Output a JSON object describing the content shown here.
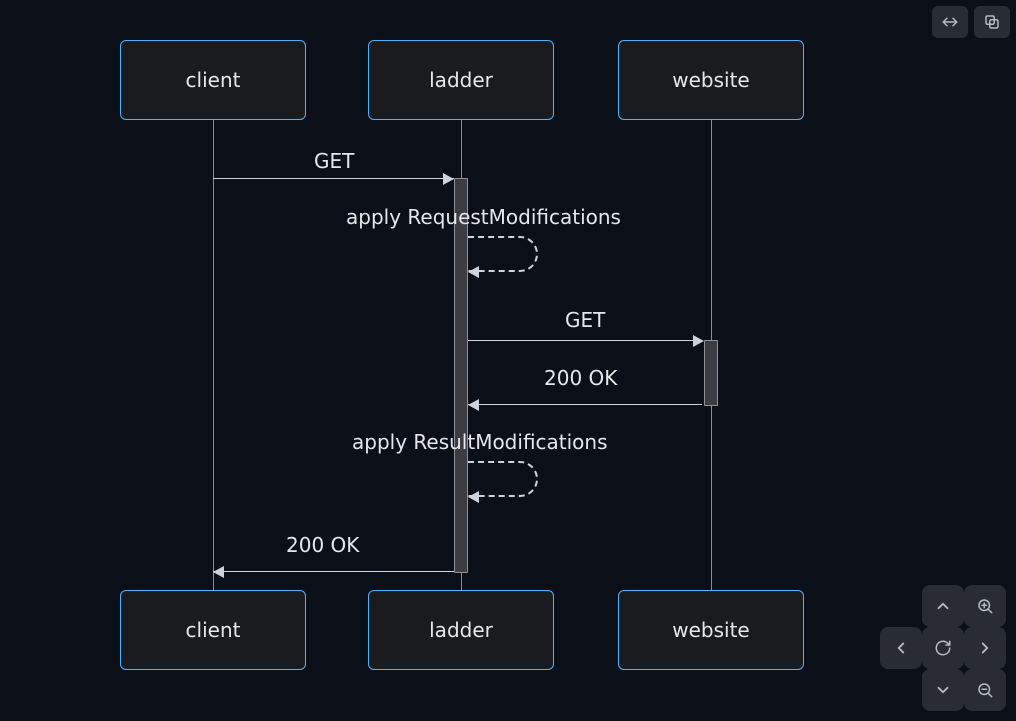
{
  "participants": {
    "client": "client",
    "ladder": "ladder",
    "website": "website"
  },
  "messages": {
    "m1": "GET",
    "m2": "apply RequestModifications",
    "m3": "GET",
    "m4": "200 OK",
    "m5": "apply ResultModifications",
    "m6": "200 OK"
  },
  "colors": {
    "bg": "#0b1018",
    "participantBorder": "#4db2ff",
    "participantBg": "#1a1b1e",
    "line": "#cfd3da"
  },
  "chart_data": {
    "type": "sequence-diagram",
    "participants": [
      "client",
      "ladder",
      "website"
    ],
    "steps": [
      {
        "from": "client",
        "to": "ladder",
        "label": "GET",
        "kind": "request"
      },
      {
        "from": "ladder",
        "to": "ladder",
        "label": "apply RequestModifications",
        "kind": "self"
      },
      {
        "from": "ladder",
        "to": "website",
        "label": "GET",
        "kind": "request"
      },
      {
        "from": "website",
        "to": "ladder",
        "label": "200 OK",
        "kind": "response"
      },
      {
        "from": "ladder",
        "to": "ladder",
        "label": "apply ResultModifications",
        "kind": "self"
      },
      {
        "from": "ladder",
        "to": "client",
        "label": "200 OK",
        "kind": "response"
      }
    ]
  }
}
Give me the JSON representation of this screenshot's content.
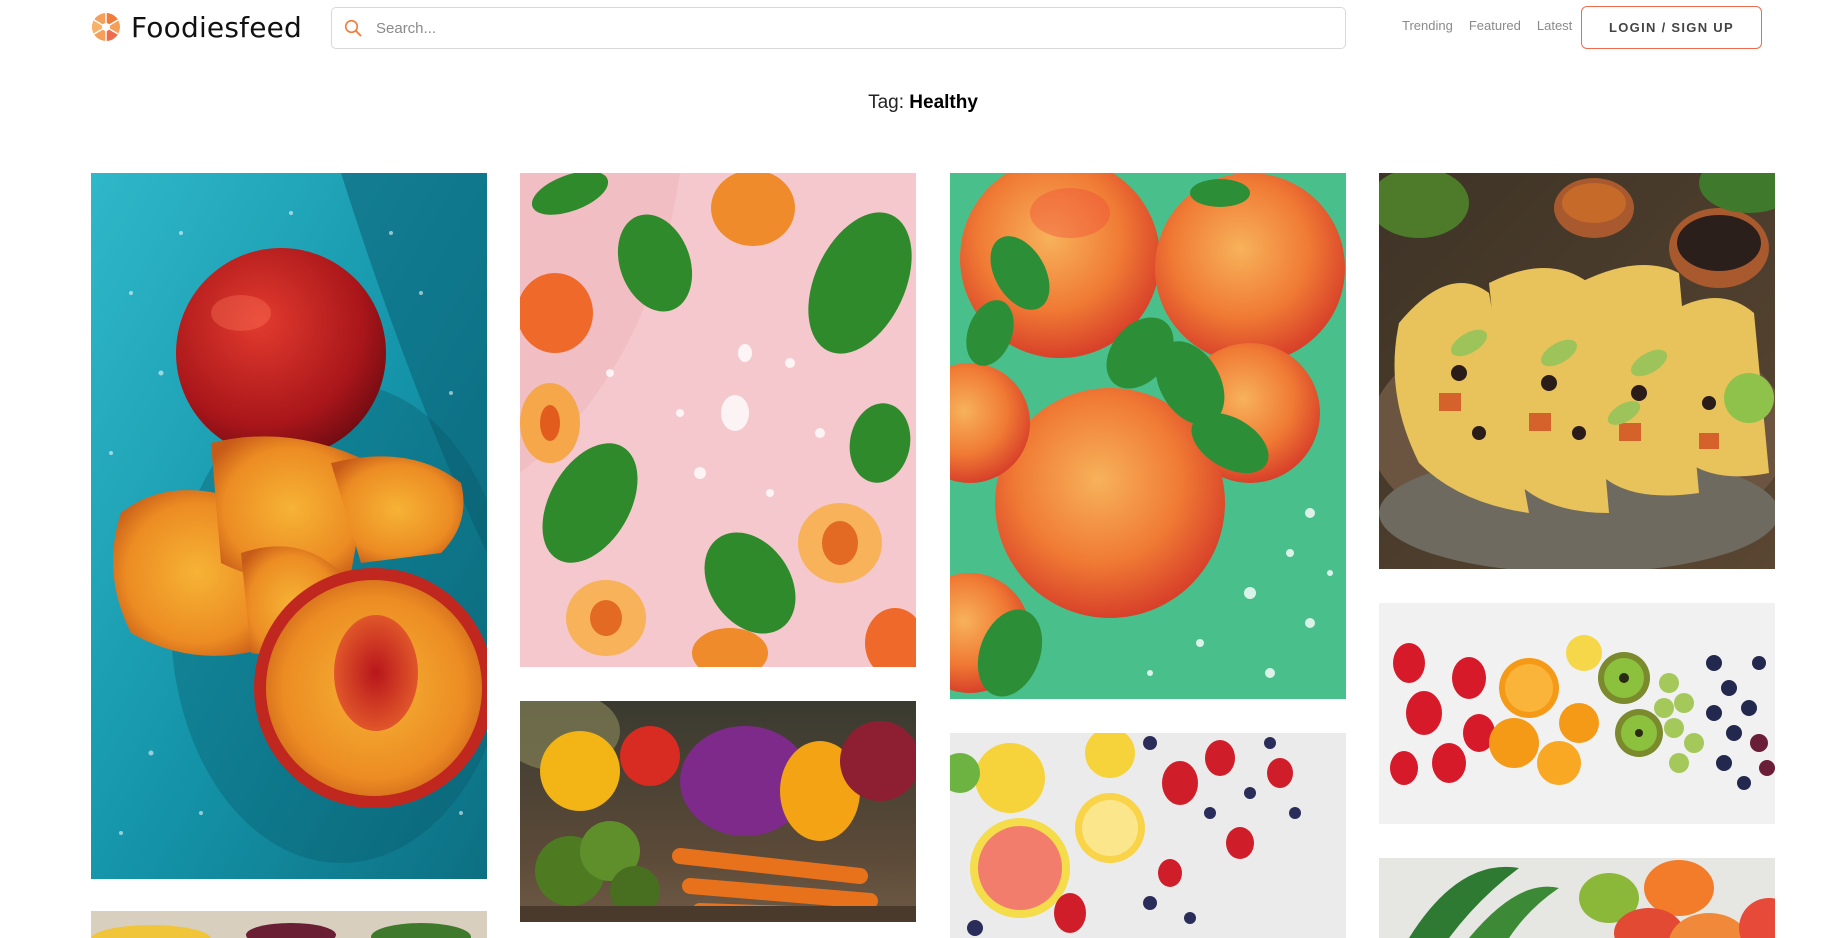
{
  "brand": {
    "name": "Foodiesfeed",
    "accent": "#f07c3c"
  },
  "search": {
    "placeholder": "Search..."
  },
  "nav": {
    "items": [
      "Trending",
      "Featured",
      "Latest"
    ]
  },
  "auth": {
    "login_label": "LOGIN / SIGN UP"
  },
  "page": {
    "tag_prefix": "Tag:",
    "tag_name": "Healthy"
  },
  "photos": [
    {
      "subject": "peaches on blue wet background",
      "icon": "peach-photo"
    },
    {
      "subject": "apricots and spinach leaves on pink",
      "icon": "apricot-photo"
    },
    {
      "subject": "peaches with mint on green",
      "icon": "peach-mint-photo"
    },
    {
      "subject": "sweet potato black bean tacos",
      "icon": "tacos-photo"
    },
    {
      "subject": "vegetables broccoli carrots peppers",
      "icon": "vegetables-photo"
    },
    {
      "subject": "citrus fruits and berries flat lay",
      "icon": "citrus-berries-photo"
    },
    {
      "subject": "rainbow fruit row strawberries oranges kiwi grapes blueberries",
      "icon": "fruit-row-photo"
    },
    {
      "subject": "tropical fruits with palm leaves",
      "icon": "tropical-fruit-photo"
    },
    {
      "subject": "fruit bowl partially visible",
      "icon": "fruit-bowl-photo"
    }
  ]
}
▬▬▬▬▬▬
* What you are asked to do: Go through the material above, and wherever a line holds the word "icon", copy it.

* Written response:
      "icon": "peach-photo"
      "icon": "apricot-photo"
      "icon": "peach-mint-photo"
      "icon": "tacos-photo"
      "icon": "vegetables-photo"
      "icon": "citrus-berries-photo"
      "icon": "fruit-row-photo"
      "icon": "tropical-fruit-photo"
      "icon": "fruit-bowl-photo"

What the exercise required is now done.